MAYBE I MISUNDERSTOOD the guy. He said he was delivering anentry-level car, a "price leader," a 1987 Toyota Tercel.He delivered a Tercel, all right. But if this plushed-up littlenumber is a "price leader," Toyota is trying to lead
budget-mindedconsumers over a cliff.I mean, whoa! When did $9,088 move to the head of the "economy car"parade? And that's $9,088 without taxes, tags, finance charges, "dealeroptions" or other markups.By the time this Tercel rolls off the lot, it
could be carrying aprice of $10,500. That's economy? That's a bargain?Some might argue that Toyota's terrific reputation for qualityjustifies its prices.

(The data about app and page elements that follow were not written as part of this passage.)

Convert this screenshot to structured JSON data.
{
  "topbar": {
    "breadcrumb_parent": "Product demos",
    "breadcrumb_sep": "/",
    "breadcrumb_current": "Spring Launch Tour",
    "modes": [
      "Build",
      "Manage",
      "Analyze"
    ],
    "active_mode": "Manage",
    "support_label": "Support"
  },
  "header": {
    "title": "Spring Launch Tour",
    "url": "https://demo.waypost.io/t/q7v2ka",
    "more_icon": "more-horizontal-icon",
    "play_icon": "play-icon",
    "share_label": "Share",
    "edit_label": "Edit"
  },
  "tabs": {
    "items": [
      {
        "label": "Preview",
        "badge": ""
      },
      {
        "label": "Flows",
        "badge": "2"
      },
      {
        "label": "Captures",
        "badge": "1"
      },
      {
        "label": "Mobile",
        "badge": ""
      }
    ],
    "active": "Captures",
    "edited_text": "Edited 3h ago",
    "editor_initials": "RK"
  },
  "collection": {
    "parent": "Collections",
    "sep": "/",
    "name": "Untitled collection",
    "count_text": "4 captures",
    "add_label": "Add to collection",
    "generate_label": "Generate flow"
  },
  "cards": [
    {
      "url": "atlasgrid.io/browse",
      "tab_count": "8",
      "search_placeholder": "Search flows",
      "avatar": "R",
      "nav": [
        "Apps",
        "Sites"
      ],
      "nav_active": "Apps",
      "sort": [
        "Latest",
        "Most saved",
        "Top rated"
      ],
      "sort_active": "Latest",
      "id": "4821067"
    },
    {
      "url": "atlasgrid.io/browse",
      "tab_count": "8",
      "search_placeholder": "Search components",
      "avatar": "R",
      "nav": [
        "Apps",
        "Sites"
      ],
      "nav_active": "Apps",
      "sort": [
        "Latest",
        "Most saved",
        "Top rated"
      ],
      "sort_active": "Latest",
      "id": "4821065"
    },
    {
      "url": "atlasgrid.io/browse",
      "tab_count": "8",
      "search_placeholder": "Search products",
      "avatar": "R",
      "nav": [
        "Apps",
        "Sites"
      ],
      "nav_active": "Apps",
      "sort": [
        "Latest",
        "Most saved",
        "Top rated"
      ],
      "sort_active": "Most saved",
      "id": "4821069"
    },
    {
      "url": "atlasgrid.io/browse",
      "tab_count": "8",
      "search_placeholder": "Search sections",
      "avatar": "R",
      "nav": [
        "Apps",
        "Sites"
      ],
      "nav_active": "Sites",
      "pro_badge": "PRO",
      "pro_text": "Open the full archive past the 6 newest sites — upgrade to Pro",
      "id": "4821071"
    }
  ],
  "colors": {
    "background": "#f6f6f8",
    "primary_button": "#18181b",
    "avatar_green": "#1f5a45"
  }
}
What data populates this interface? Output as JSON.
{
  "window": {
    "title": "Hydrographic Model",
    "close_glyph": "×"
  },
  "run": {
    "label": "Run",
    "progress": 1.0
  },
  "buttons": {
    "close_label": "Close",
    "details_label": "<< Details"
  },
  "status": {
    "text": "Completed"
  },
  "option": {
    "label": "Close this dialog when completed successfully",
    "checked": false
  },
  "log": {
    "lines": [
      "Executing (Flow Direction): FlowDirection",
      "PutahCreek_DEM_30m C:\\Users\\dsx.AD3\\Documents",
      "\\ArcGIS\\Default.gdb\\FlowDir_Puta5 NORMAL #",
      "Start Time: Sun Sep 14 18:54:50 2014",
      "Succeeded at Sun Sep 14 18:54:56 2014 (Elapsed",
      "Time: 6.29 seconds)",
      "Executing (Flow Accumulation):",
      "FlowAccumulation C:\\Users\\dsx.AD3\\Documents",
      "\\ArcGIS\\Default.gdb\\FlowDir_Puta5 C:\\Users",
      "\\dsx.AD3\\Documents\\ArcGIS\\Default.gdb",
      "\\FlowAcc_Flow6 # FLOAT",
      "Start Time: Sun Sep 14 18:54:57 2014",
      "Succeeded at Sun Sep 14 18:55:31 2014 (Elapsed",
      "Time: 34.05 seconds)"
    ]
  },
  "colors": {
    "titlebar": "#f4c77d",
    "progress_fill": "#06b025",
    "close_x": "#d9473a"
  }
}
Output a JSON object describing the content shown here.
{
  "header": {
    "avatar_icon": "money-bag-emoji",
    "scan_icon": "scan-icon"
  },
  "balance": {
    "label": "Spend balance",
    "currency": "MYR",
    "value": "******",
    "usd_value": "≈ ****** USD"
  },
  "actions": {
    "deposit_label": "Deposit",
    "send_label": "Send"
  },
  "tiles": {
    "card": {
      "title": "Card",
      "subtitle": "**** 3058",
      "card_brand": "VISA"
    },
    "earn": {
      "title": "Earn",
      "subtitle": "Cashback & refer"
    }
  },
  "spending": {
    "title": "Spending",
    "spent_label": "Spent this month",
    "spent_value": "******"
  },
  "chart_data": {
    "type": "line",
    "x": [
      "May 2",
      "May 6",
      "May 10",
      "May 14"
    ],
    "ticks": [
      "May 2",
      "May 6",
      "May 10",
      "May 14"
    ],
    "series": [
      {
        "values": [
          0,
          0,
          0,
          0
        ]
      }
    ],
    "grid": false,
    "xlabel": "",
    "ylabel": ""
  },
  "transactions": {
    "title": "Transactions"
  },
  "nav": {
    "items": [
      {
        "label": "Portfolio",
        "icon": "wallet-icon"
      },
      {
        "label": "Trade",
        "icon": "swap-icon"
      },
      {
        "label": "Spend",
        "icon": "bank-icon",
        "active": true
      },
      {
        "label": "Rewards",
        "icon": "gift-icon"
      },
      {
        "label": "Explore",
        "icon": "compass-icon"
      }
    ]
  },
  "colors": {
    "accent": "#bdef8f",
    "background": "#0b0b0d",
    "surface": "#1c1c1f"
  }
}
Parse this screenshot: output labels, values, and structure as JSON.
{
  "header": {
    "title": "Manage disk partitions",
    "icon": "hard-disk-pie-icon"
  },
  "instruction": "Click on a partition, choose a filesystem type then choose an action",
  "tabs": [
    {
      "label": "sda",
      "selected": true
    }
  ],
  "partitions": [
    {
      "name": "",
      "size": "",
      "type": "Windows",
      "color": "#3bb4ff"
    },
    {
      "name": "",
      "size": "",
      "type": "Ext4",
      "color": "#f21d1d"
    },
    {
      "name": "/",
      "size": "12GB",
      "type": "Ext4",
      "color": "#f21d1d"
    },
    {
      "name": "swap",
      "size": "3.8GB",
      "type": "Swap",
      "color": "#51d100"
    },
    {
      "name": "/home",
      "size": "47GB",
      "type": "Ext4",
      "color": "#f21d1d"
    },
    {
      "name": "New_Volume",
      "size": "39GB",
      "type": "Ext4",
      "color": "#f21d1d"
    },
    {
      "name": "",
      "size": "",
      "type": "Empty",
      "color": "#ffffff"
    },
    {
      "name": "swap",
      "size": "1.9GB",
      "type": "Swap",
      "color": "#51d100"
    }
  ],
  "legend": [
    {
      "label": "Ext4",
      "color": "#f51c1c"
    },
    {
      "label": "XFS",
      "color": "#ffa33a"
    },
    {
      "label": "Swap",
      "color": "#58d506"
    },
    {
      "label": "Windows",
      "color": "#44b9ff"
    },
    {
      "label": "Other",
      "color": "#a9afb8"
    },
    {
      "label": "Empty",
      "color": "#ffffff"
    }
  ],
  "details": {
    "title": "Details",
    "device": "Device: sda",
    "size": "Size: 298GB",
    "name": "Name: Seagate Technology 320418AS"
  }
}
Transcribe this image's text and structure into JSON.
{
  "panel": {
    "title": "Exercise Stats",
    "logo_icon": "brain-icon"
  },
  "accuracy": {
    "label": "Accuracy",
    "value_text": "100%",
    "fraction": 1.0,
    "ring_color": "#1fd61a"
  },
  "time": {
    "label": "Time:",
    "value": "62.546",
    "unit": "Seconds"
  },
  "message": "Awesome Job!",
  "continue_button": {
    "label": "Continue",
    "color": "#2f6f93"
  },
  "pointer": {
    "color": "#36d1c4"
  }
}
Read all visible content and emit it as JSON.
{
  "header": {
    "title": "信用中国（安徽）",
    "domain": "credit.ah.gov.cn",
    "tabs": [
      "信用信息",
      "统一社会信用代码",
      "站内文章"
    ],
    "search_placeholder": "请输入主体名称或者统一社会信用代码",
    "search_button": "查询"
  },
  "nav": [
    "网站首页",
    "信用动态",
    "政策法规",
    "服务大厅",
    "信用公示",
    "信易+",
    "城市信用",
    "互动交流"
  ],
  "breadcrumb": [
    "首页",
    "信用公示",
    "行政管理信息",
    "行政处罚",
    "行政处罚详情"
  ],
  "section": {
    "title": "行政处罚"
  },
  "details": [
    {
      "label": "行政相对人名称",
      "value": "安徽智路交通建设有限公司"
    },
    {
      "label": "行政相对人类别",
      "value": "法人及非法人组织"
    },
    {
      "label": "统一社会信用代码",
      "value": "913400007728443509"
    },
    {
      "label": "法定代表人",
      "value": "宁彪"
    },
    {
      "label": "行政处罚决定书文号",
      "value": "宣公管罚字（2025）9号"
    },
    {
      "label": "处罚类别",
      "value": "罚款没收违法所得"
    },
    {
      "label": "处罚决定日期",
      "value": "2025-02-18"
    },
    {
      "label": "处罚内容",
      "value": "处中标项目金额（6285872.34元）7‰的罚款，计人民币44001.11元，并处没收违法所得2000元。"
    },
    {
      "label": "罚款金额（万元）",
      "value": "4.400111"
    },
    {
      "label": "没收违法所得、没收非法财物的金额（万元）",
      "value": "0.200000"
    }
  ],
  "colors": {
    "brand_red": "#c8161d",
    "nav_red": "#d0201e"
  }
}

Certainly the test car, a Tercel DX, was a qualitypiece. But not substantially better than, say,
a Mazda 323, SubaruJusty, Ford Festiva or Pontiac LeMans, all subcompacts that can be had,reasonably dressed, for under $9,000.Ah, and the Tercel DX surely can't claim to be better than the neatlittle Volkswagen Fox, a first-class econobox that can be
driven homefor $8,500 or less.The strengthening yen has boosted prices of Japanese cars sold in theUnited States an average $2,300 since September 1985. And manyJapanese-car dealers have responded to those hikes by knocking off the$1,000 to $2,000
"additional dealer markups" they were so fond ofcharging 16 months ago.But more will have to be done to keep pulling the tight-purse setinto new-car showrooms. Putting $9,088 stickers on itty-bitty modelslike the Tercel, however good their quality,
gives economy cars a badname.Praise: The Tercel's an excellent subcompact. Fit and finish areimpeccable. The four-passenger cabin layout is comfortable andwell-designed. The clutch clutches with authority. The five-speed manualgearshift shifts with
precision. I can't knock the quality of thisfront-wheel-drive subcompact, just as I can't knock the quality of someof its equally good but lower-priced competitors.Head-turning quotient: The Tercel entered the U.S. market in 1979 asan ugly duckling.
If it were to leave today, it would go out the sameway, despite numerous aerodynamic facelifts.Ride, acceleration, handling: All-around excellence. This little cartakes bumps without bouncing all over the place. It takes curvesreasonably well, too,
although I find the Fox's handling moreimpressive.The Tercel is powered by a 1.5-liter, 4-cylinder, 12-valve,single-overhead-cam engine capable of 76 horsepower at 6,000 rpm. It'scompetent on the highway, and can do long trips without wearing out
thedriver.Sound system: Toyota electronic AM/FM radio and cassette with fourspeakers. Excellent tone quality and signal retention.Mileage: About 39 to the gallon (11.9- gallon tank, 460-mile range),mostly highway, mostly driver only. Here the
Tercel outshines the Fox,which has a 1.8-liter engine that gets about 28 mpg.Price: $9,088 as tested, including $1,405 in options and a $325destination charge. Note: Sometimes, th
ose "options" (cloth seats,multiplex stereo) are the only way you can buy this car. Base price onthe three-door DX test model is $7,358. The dealer invoice price is$6,328.